As I may have mentioned, my dog Miles and I love our treks in the woods very much all fall, winter and spring. And as spring brightens day by day, the wildflowers pop out and the woods get more and more beautiful, I try to put out of my mind what this all means. Wildflowers bloom, everything greens up, turtles emerge from their muddy homes, and shortly after, so do snakes. Ugh.
I have come a long way with snakes. As a child, I had a recurring nightmare that a snake was chasing me in and out the windows of my metal dollhouse. As an adult, I had various other nightmares about snakes, in all kinds of scenarios. Then, when I lived on the edge of town, on three occasions snakes got into the house, one time a big black snake making its way up the staircase to the bedrooms. And of courseÂ IÂ found it. Horrifying! And practically anywhere I went in nature, I would very quickly see a snake! In water and on land and then in the yard of my in-town house, loads of garter snakes. I finally got somewhat used to those, even when they nested near my front porch steps. I would never be one to pick up a snake, mind you. The terror subsided but not the revulsion.
Miles is completely unafraid of snakes and has no compunction about pulling them out of holes in the yard, picking them up, biting and shaking them. He doesnâ€™t even seem to mind getting bitten. But here in Missouri we have copperheads and theyâ€™re quite poisonous, especially for a small dog. I imagine if he was ever bitten, heâ€™d die. For the past two years, copperheads have boldly lain across the wide trails and even on the bridges in the woods where we go. I cannot risk it.
We have stopped going to the woods for the summer, as we do. This is always difficult. IÂ loveÂ wandering in the woods and heÂ lovesÂ being off-leash and able to run and explore. Now we walk in town, around the neighborhood and sometimes on the trail. But with a leash. Not nearly as much fun for either of us. This year has been a harder adjustment. Heâ€™s slowing down and likes to spend most of the walk foraging for dandelion puffs, cicadas, and dried-up worms. I hate to say it but I get impatient. Iâ€™d like to have a brisk walk! Nope.
Thus, when the temperatures drop in October weâ€™re both keening towards the woods.
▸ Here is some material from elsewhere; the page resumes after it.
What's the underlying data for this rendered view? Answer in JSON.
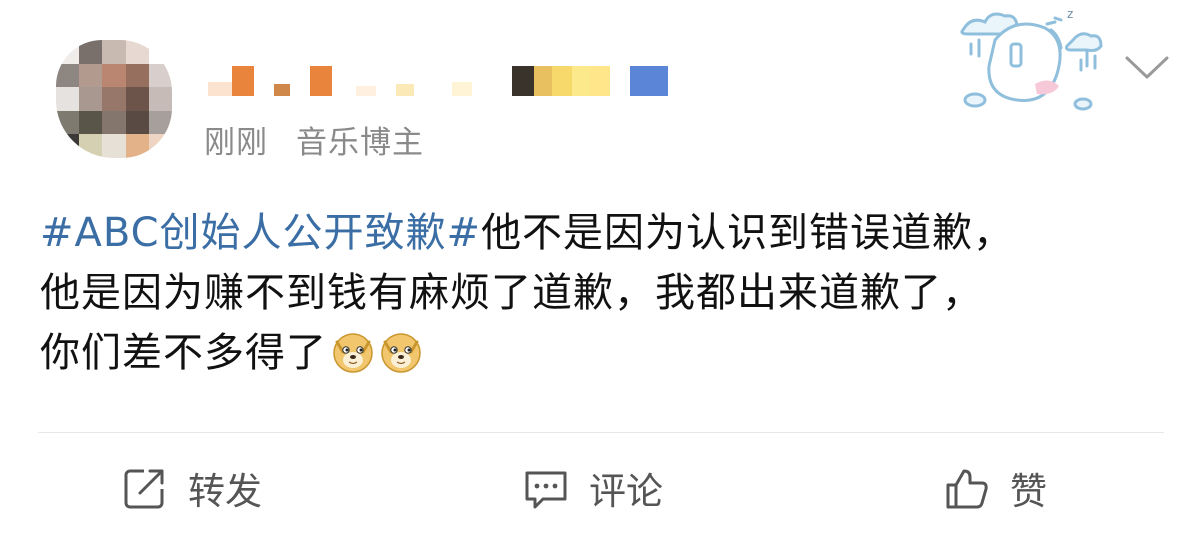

I would love to live in a land without snakes. I donâ€™t care that they eat mice and bugs. I donâ€™t care that they are part of nature, too. I donâ€™t care that they are supposedly â€œnot slimyâ€ and some people even keep them as pets. Ugh! Theyâ€™re still creepy and some are poisonous and Miles cannot be deterred from them.
â€œRegarding Girl Scout Camp survival skills: For instance, if I see a snake, I should stand still or walk backwards slowly, never run. I am one hundred percent sure I will not do that. But now, while running as fast as I can, I will be thinking, I shouldn’t be running.â€ â€• Firoozeh Dumas, It Ain’t So Awful, Falafel
â€œNevertheless, again and again, in season and out of season, the question comes up, ‘What are rattlesnakes good for?’ As if nothing that does not obviously make for the benefit of man had any right to exist; as if our ways were God’s ways . . . Anyhow, they are all, head and tail, good for themselves, and we need not begrudge them their share of life.â€
â€• John Muir, The Yellowstone National Park
If you’re looking for my cards or art, you’ll find all of that on myÂ website. And if you enjoy these letters, feel free to forward this one to anyone you think might like it. Finally, you’ll find past letters and poems here.
Thanks for listening,
P.S. MerryThoughts is the name of my first book, out of print at the moment. The word is a British one, referring both to a wishbone and to the ritual of breaking the wishbone with the intention of either having a wish granted or being the one who marries first, thus the “merry thoughts.”